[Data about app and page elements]
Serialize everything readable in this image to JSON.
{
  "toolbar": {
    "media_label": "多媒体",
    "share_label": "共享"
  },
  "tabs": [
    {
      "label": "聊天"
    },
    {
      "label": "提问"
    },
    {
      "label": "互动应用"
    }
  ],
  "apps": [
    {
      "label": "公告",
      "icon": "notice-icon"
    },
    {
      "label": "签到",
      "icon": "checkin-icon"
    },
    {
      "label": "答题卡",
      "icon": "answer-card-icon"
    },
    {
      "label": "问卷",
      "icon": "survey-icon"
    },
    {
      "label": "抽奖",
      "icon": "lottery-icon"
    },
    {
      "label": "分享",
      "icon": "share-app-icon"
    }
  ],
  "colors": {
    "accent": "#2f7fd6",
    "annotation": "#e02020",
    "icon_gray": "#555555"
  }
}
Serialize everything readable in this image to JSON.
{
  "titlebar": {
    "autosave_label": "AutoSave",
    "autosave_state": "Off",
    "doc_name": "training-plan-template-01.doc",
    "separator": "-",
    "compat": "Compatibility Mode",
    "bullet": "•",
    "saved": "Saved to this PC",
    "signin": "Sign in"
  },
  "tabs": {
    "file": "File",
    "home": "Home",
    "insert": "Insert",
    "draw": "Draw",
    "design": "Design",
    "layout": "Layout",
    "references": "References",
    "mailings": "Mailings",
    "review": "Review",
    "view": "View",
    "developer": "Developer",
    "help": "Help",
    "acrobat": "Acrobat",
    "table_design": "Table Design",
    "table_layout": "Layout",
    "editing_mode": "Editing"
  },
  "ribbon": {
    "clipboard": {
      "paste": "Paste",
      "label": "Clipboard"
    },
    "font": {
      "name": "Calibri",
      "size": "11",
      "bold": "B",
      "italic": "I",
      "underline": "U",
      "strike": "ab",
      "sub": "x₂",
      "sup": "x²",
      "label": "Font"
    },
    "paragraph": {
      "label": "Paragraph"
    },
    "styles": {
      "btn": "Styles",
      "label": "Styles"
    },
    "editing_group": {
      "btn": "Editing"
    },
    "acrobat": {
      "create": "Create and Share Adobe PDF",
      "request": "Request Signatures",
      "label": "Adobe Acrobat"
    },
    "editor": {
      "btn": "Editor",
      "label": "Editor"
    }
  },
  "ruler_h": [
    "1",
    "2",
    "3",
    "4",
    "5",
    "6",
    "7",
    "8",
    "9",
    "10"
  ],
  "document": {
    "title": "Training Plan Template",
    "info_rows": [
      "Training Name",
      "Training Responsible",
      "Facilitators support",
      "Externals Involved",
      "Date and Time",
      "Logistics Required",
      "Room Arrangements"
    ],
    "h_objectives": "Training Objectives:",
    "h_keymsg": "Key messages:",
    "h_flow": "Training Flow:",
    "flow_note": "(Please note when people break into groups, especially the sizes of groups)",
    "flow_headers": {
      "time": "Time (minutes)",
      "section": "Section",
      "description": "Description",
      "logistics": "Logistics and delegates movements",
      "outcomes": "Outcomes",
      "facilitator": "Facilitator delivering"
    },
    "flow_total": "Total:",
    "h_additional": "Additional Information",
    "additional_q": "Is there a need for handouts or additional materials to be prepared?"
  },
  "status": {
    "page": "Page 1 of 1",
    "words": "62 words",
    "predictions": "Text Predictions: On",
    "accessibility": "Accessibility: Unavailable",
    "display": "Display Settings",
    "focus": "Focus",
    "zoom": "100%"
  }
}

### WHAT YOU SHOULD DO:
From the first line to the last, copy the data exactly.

### TASK ANSWER:
Serialize everything readable in this image to JSON.
{
  "toolbar": {
    "media_label": "多媒体",
    "share_label": "共享"
  },
  "tabs": [
    {
      "label": "聊天"
    },
    {
      "label": "提问"
    },
    {
      "label": "互动应用"
    }
  ],
  "apps": [
    {
      "label": "公告",
      "icon": "notice-icon"
    },
    {
      "label": "签到",
      "icon": "checkin-icon"
    },
    {
      "label": "答题卡",
      "icon": "answer-card-icon"
    },
    {
      "label": "问卷",
      "icon": "survey-icon"
    },
    {
      "label": "抽奖",
      "icon": "lottery-icon"
    },
    {
      "label": "分享",
      "icon": "share-app-icon"
    }
  ],
  "colors": {
    "accent": "#2f7fd6",
    "annotation": "#e02020",
    "icon_gray": "#555555"
  }
}
Serialize everything readable in this image to JSON.
{
  "titlebar": {
    "autosave_label": "AutoSave",
    "autosave_state": "Off",
    "doc_name": "training-plan-template-01.doc",
    "separator": "-",
    "compat": "Compatibility Mode",
    "bullet": "•",
    "saved": "Saved to this PC",
    "signin": "Sign in"
  },
  "tabs": {
    "file": "File",
    "home": "Home",
    "insert": "Insert",
    "draw": "Draw",
    "design": "Design",
    "layout": "Layout",
    "references": "References",
    "mailings": "Mailings",
    "review": "Review",
    "view": "View",
    "developer": "Developer",
    "help": "Help",
    "acrobat": "Acrobat",
    "table_design": "Table Design",
    "table_layout": "Layout",
    "editing_mode": "Editing"
  },
  "ribbon": {
    "clipboard": {
      "paste": "Paste",
      "label": "Clipboard"
    },
    "font": {
      "name": "Calibri",
      "size": "11",
      "bold": "B",
      "italic": "I",
      "underline": "U",
      "strike": "ab",
      "sub": "x₂",
      "sup": "x²",
      "label": "Font"
    },
    "paragraph": {
      "label": "Paragraph"
    },
    "styles": {
      "btn": "Styles",
      "label": "Styles"
    },
    "editing_group": {
      "btn": "Editing"
    },
    "acrobat": {
      "create": "Create and Share Adobe PDF",
      "request": "Request Signatures",
      "label": "Adobe Acrobat"
    },
    "editor": {
      "btn": "Editor",
      "label": "Editor"
    }
  },
  "ruler_h": [
    "1",
    "2",
    "3",
    "4",
    "5",
    "6",
    "7",
    "8",
    "9",
    "10"
  ],
  "document": {
    "title": "Training Plan Template",
    "info_rows": [
      "Training Name",
      "Training Responsible",
      "Facilitators support",
      "Externals Involved",
      "Date and Time",
      "Logistics Required",
      "Room Arrangements"
    ],
    "h_objectives": "Training Objectives:",
    "h_keymsg": "Key messages:",
    "h_flow": "Training Flow:",
    "flow_note": "(Please note when people break into groups, especially the sizes of groups)",
    "flow_headers": {
      "time": "Time (minutes)",
      "section": "Section",
      "description": "Description",
      "logistics": "Logistics and delegates movements",
      "outcomes": "Outcomes",
      "facilitator": "Facilitator delivering"
    },
    "flow_total": "Total:",
    "h_additional": "Additional Information",
    "additional_q": "Is there a need for handouts or additional materials to be prepared?"
  },
  "status": {
    "page": "Page 1 of 1",
    "words": "62 words",
    "predictions": "Text Predictions: On",
    "accessibility": "Accessibility: Unavailable",
    "display": "Display Settings",
    "focus": "Focus",
    "zoom": "100%"
  }
}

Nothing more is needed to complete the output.